Sprawling succulent shrublet with a rosette of warty club shaped branches arising from a short thick stem (caudex). Endemic near Cape town, South Africa found in deep sand and on rocky outcrops.
“Euphorbias are characterized by their milky latex. Stipules are usually present, often modified into prickles and spines.
Many species produce peduncles (inflorescent stalks) which persist after the cyathia (cup-shaped structures) and capsules have withered.
In some species these persistent peduncles become sharpened at the tip and become true spines.
The individual flowers, set within a cyathium, which is the basic unit of the inflorescence of euphorbia, are surrounded by a number of bracts which form a unique floral envelope or involucre.
The flowers are unisexual with the male flower reduced to a single stamen on it’s own pedicel.
Curiously there is never more than one female flower in a cyathium, whereas the male flowers are always numerous.

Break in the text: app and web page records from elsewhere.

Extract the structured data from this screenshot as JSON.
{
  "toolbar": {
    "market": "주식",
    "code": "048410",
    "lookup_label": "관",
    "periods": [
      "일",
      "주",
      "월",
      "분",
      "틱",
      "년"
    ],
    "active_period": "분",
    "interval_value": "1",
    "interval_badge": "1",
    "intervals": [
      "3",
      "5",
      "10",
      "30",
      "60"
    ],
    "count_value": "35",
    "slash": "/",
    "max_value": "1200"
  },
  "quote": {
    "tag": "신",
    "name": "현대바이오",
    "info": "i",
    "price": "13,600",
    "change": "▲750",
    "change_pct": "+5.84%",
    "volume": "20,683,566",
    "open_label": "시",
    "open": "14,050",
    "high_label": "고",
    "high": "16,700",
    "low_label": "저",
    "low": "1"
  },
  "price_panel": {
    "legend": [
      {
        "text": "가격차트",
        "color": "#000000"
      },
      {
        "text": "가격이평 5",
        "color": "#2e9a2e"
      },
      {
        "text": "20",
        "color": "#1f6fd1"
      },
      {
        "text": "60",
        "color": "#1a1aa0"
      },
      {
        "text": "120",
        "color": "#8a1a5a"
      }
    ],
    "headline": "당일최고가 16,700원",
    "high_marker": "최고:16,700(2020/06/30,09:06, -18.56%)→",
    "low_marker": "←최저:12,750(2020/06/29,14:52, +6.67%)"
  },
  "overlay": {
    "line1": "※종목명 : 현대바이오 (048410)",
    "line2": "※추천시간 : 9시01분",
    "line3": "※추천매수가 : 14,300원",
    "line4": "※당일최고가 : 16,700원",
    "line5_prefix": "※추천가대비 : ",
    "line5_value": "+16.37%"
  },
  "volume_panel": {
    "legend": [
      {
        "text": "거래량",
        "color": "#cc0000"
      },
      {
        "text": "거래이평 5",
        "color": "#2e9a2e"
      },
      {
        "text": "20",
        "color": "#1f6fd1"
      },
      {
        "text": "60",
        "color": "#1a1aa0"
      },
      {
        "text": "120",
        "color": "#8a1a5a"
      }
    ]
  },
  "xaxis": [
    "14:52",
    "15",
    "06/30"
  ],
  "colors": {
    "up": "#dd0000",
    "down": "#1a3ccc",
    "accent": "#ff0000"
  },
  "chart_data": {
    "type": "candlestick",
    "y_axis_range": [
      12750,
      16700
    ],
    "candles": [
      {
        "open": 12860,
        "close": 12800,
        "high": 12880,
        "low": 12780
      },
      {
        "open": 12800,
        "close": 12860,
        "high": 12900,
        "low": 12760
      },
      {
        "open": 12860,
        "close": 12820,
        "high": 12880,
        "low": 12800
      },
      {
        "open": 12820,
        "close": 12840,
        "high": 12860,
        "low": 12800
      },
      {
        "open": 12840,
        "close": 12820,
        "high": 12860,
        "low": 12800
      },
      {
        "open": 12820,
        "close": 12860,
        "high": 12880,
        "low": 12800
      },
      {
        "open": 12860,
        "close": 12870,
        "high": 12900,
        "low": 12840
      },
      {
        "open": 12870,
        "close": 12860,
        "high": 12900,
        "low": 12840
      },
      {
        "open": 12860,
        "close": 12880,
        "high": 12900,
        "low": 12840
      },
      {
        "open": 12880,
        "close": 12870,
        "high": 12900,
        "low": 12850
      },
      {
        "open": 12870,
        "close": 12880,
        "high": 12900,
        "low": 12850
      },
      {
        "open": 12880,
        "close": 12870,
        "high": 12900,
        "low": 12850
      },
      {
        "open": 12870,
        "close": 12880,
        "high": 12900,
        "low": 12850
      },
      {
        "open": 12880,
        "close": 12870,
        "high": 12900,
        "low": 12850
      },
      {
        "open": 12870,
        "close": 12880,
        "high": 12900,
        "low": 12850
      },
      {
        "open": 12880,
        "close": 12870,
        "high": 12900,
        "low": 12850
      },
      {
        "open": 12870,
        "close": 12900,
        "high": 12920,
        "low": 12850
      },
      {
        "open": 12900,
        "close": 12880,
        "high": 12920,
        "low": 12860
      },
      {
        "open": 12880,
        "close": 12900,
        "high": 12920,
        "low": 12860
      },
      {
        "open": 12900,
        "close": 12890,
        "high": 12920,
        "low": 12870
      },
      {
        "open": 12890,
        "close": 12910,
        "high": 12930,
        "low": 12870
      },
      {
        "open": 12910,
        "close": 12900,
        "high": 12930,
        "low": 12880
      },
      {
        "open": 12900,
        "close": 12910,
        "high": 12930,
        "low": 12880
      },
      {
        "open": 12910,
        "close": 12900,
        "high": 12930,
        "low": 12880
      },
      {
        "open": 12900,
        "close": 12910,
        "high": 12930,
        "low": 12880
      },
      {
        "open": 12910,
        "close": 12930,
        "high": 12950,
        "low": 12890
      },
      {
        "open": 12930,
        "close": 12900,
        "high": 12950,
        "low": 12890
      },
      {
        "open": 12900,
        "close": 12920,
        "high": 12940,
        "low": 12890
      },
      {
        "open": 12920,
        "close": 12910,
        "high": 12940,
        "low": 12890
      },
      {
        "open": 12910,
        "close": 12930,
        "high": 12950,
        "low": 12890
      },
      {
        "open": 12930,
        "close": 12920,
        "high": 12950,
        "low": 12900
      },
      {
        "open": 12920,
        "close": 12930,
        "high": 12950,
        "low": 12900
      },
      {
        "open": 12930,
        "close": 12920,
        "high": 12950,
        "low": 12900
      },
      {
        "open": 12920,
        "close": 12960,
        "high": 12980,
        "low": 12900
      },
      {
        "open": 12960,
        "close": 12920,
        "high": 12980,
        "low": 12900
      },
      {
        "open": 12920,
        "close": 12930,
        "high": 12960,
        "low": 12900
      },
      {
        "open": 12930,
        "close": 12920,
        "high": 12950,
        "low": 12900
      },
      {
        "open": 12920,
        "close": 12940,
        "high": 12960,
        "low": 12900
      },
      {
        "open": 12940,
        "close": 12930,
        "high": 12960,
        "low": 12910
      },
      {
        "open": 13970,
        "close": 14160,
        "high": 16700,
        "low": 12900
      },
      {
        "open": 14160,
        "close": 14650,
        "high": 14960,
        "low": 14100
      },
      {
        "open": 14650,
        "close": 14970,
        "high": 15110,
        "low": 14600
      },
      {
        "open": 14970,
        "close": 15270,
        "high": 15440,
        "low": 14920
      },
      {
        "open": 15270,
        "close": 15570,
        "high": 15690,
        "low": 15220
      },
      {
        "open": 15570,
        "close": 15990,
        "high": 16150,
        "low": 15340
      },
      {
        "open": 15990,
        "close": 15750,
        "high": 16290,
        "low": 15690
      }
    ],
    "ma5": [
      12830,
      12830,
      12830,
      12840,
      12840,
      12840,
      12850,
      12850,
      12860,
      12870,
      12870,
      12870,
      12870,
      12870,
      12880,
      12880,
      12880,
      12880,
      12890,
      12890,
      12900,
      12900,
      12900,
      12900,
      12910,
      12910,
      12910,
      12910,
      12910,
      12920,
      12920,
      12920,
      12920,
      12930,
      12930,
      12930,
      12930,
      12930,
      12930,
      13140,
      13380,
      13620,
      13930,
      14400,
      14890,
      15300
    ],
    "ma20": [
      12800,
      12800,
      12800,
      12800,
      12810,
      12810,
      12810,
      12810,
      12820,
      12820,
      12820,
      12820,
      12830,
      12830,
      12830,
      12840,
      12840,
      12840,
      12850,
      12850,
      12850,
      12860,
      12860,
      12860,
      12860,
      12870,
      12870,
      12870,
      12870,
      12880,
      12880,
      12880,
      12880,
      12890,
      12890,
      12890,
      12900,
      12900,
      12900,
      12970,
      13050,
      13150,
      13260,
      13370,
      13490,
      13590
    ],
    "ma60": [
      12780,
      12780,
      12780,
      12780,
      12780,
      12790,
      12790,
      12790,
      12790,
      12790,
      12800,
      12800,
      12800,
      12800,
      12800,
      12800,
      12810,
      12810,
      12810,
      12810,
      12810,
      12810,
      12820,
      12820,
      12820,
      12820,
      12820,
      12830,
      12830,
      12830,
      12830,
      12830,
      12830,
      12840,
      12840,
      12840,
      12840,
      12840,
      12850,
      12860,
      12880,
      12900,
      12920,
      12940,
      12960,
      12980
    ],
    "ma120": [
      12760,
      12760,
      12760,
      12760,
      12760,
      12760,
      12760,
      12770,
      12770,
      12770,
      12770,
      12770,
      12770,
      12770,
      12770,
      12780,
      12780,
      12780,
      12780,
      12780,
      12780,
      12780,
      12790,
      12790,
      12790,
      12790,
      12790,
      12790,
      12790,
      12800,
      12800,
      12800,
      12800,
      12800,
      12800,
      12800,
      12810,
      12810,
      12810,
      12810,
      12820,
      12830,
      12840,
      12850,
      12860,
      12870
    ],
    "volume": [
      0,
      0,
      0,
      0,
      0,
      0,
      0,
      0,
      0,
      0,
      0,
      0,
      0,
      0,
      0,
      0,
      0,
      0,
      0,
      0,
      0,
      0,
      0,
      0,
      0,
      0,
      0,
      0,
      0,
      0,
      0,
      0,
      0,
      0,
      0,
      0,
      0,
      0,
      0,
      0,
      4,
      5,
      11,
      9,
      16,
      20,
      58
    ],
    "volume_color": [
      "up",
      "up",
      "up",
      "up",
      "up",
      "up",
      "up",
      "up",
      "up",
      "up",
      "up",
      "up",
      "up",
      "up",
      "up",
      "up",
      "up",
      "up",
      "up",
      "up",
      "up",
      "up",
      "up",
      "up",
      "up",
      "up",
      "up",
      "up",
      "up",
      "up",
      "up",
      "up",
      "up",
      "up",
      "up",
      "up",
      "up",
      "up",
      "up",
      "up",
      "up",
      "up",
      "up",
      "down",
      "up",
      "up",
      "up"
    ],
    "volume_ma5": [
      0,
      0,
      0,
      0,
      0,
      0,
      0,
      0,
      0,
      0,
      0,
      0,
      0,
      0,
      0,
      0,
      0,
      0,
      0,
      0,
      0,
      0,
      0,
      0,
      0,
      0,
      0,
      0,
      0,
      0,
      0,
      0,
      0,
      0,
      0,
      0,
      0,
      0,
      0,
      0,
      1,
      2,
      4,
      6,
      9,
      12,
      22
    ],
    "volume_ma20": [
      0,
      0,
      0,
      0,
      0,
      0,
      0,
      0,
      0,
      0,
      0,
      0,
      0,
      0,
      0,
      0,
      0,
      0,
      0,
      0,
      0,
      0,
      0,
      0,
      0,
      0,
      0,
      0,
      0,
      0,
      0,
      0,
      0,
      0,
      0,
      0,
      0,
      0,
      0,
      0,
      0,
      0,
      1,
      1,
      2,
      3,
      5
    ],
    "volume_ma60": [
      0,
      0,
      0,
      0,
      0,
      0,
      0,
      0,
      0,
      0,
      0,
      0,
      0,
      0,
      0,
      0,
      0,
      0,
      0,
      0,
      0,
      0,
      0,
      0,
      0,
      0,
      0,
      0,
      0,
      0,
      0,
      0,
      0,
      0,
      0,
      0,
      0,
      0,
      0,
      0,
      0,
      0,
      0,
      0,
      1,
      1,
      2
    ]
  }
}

Capsules usually consist of three cells. the cells seperate at maturity from a persistent axis, often freeing the seed with great force.”